** Extracted entries follows **

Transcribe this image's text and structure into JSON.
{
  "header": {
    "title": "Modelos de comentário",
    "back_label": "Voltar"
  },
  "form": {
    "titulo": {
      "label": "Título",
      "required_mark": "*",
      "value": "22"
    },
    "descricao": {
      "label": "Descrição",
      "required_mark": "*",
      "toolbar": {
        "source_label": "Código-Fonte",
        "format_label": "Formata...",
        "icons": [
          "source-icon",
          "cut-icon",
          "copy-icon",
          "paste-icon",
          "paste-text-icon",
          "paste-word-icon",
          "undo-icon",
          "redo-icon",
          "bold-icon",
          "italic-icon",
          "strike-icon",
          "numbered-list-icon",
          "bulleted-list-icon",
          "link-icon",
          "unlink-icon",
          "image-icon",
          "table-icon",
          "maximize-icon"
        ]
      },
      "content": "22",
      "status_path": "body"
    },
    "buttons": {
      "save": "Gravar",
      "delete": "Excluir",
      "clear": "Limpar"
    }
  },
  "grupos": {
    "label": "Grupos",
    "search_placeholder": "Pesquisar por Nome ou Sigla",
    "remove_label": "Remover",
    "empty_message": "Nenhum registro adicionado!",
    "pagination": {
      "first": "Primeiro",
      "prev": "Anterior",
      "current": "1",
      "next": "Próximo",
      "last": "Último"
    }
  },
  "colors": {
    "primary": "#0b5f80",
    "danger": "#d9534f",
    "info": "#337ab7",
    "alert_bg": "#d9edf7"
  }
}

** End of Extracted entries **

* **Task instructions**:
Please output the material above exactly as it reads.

* **Written solution**:
Transcribe this image's text and structure into JSON.
{
  "header": {
    "title": "Modelos de comentário",
    "back_label": "Voltar"
  },
  "form": {
    "titulo": {
      "label": "Título",
      "required_mark": "*",
      "value": "22"
    },
    "descricao": {
      "label": "Descrição",
      "required_mark": "*",
      "toolbar": {
        "source_label": "Código-Fonte",
        "format_label": "Formata...",
        "icons": [
          "source-icon",
          "cut-icon",
          "copy-icon",
          "paste-icon",
          "paste-text-icon",
          "paste-word-icon",
          "undo-icon",
          "redo-icon",
          "bold-icon",
          "italic-icon",
          "strike-icon",
          "numbered-list-icon",
          "bulleted-list-icon",
          "link-icon",
          "unlink-icon",
          "image-icon",
          "table-icon",
          "maximize-icon"
        ]
      },
      "content": "22",
      "status_path": "body"
    },
    "buttons": {
      "save": "Gravar",
      "delete": "Excluir",
      "clear": "Limpar"
    }
  },
  "grupos": {
    "label": "Grupos",
    "search_placeholder": "Pesquisar por Nome ou Sigla",
    "remove_label": "Remover",
    "empty_message": "Nenhum registro adicionado!",
    "pagination": {
      "first": "Primeiro",
      "prev": "Anterior",
      "current": "1",
      "next": "Próximo",
      "last": "Último"
    }
  },
  "colors": {
    "primary": "#0b5f80",
    "danger": "#d9534f",
    "info": "#337ab7",
    "alert_bg": "#d9edf7"
  }
}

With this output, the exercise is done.